Now showing 1 - 5 of 5
  • Publication
    The supply of cyber risk insurance
    Cyber risk insurance has been introduced for more than two decades in the United States, yet the insurance market for cyber risk is tiny amounting to 1% ($6.5 billion) of premiums in the U.S. property-casualty insurance market in 2021. In this paper, we analyze what constrains the insurance industry from providing larger capacity. We argue that cyber risk is special in that it is both information-intensive to underwrite and heavy-tailed. It leads to the tension between the need to raise large amounts of external capital to finance heavy-tailed risks and the high compensation demanded by capital providers due to information frictions. Hence, the suppliers are large insurance groups with a deep internal capital market, and their capacity is constrained. We start by providing empirical evidence that the cyber risk insurance market is dominated by large insurance groups and that, compared to other types of insurance, cyber insurance relies heavily on the groups’ internal capital market. Then, using an exogenous shock on the tax treatment of the non-U.S. affiliated reinsurance in 2017, we establish the causal inference that insurers primarily rely on the internal capital market to supply cyber risk insurance.
  • Publication
    Time dynamics of cyber risk
    ( 2022) ; ;
    Ibragimov, Rustam
    This is the first paper to jointly analyze the three main cyber loss datasets (Advisen, SAS OpRisk and PRC), yielding the most comprehensive cyber loss data yet considered in the literature.

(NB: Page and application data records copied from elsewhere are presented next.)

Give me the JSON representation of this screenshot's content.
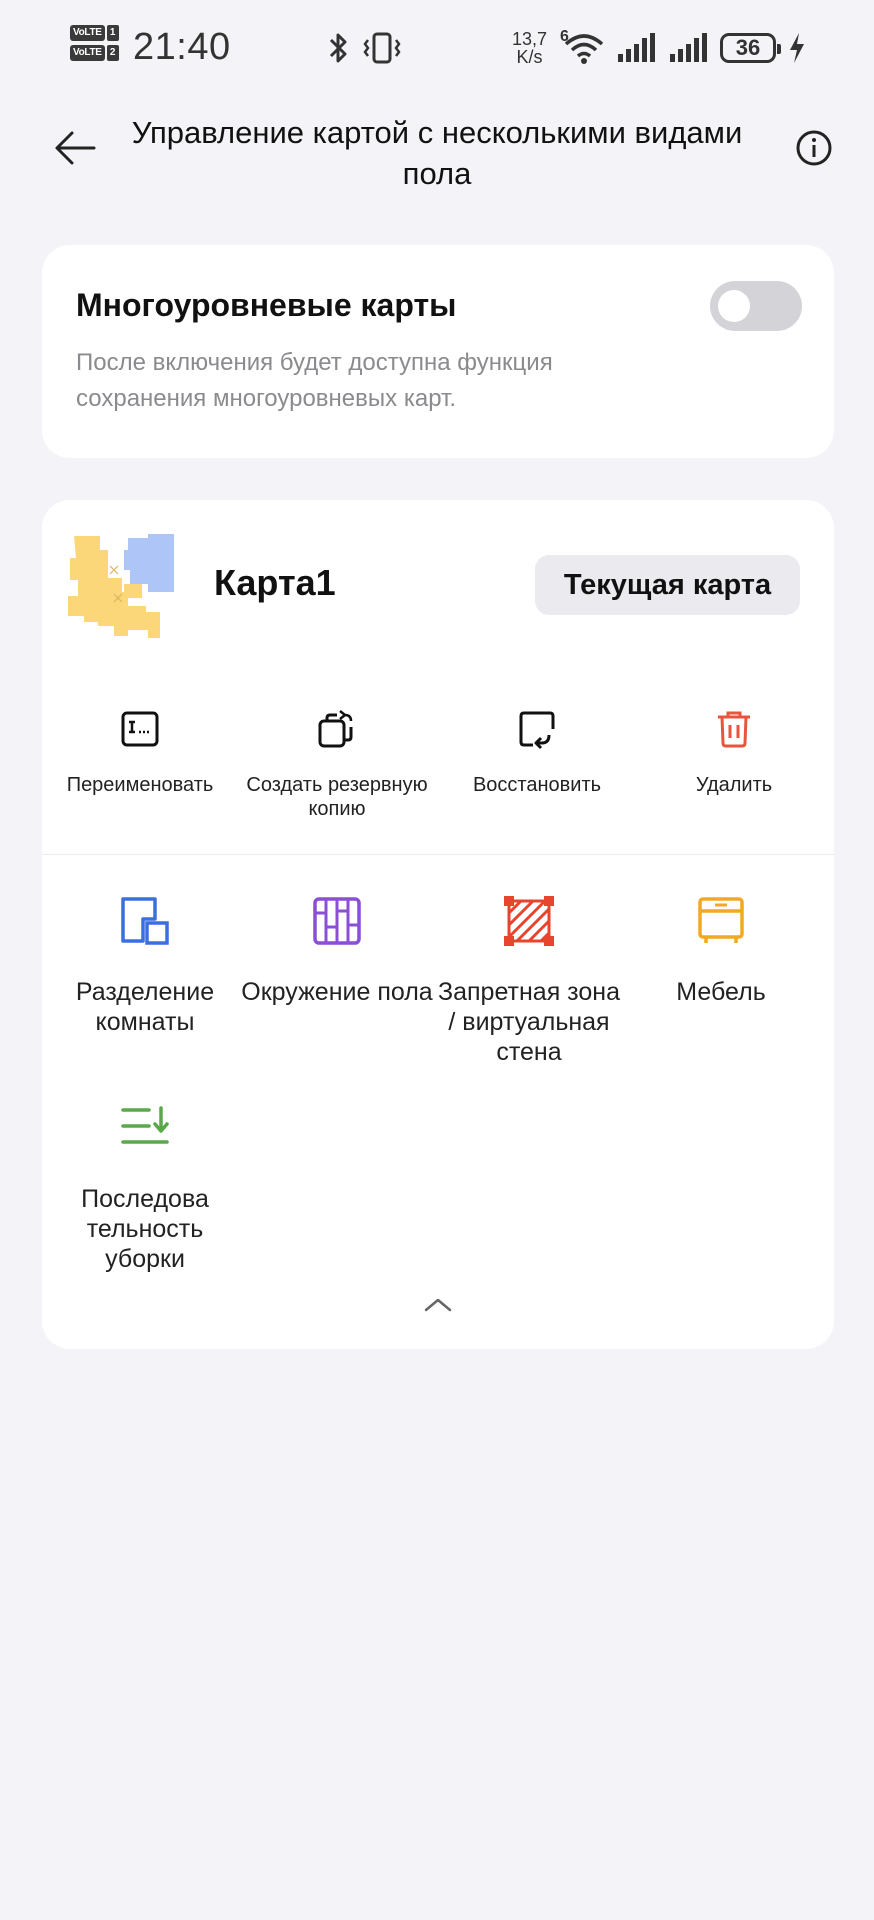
{
  "status_bar": {
    "sim1": {
      "badge": "VoLTE",
      "num": "1"
    },
    "sim2": {
      "badge": "VoLTE",
      "num": "2"
    },
    "time": "21:40",
    "speed_value": "13,7",
    "speed_unit": "K/s",
    "network_type": "6",
    "battery": "36",
    "icons": [
      "bluetooth-icon",
      "vibrate-icon",
      "wifi-icon",
      "signal-icon",
      "signal-icon",
      "battery-icon",
      "charging-icon"
    ]
  },
  "header": {
    "title": "Управление картой с несколькими видами пола"
  },
  "multilevel": {
    "title": "Многоуровневые карты",
    "description": "После включения будет доступна функция сохранения многоуровневых карт.",
    "enabled": false
  },
  "map": {
    "name": "Карта1",
    "current_label": "Текущая карта",
    "actions": [
      {
        "label": "Переименовать",
        "icon": "rename-icon",
        "color": "#111111"
      },
      {
        "label": "Создать резервную копию",
        "icon": "backup-icon",
        "color": "#111111"
      },
      {
        "label": "Восстановить",
        "icon": "restore-icon",
        "color": "#111111"
      },
      {
        "label": "Удалить",
        "icon": "trash-icon",
        "color": "#e8553e"
      }
    ],
    "tools": [
      {
        "label": "Разделение комнаты",
        "icon": "room-split-icon",
        "color": "#3a6fe0"
      },
      {
        "label": "Окружение пола",
        "icon": "floor-material-icon",
        "color": "#8a4fd6"
      },
      {
        "label": "Запретная зона / виртуальная стена",
        "icon": "no-go-zone-icon",
        "color": "#e8452f"
      },
      {
        "label": "Мебель",
        "icon": "furniture-icon",
        "color": "#f2a823"
      },
      {
        "label": "Последова тельность уборки",
        "icon": "cleaning-sequence-icon",
        "color": "#5aa84a"
      }
    ]
  }
}
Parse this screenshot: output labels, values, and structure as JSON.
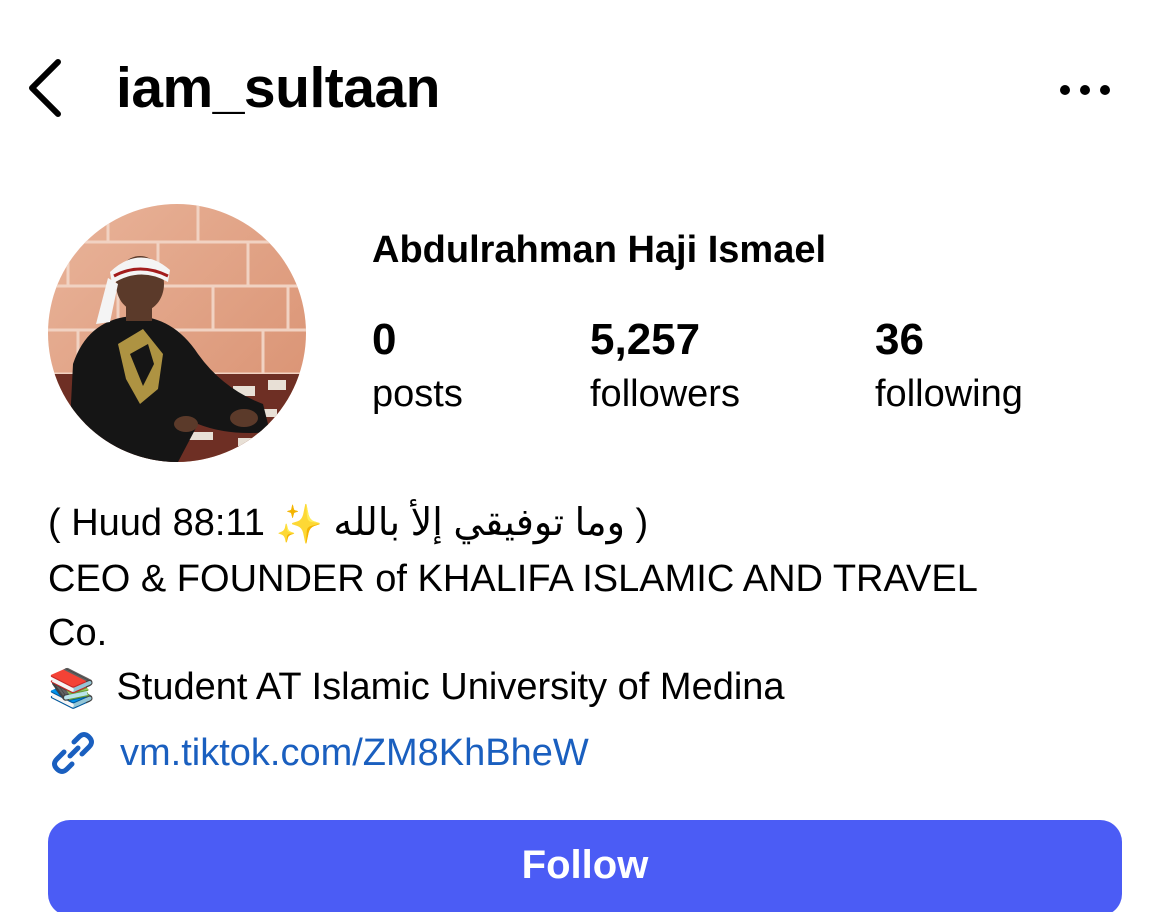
{
  "header": {
    "username": "iam_sultaan",
    "back_icon": "chevron-left-icon",
    "more_icon": "more-horizontal-icon"
  },
  "profile": {
    "full_name": "Abdulrahman Haji Ismael",
    "stats": {
      "posts_count": "0",
      "posts_label": "posts",
      "followers_count": "5,257",
      "followers_label": "followers",
      "following_count": "36",
      "following_label": "following"
    }
  },
  "bio": {
    "line1_prefix": "( Huud 88:11 ",
    "line1_emoji": "✨",
    "line1_arabic": " وما توفيقي إلأ بالله )",
    "line2": "CEO & FOUNDER of KHALIFA ISLAMIC AND TRAVEL",
    "line3": "Co.",
    "line4_emoji": "📚",
    "line4_text": "Student AT Islamic University of Medina",
    "link_icon": "link-icon",
    "link_text": "vm.tiktok.com/ZM8KhBheW"
  },
  "actions": {
    "follow_label": "Follow"
  },
  "colors": {
    "follow_button": "#4b5cf5",
    "link": "#1a5fbf"
  }
}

We first study the problem of report delay bias by applying a two-stage model and document a faster rate of increase for cyber risk frequency compared with the original data. Based on these results, we then focus on the time dynamics of cyber risk frequency and severity, where we separately study the properties of full distribution and tail of loss severity. We find the loss distribution of cyber events shifts leftwards for both monetary loss and non-monetary loss (such as accounts/records breached) in the recent period, but the trend of tail risk is different for these two types of loss. The tail risk of non-monetary loss is increasing, while the other is not, although they both exhibit heavy-tailedness over time. Our results are important for cyber risk management and understanding the insura- bility of cyber risk
  • Publication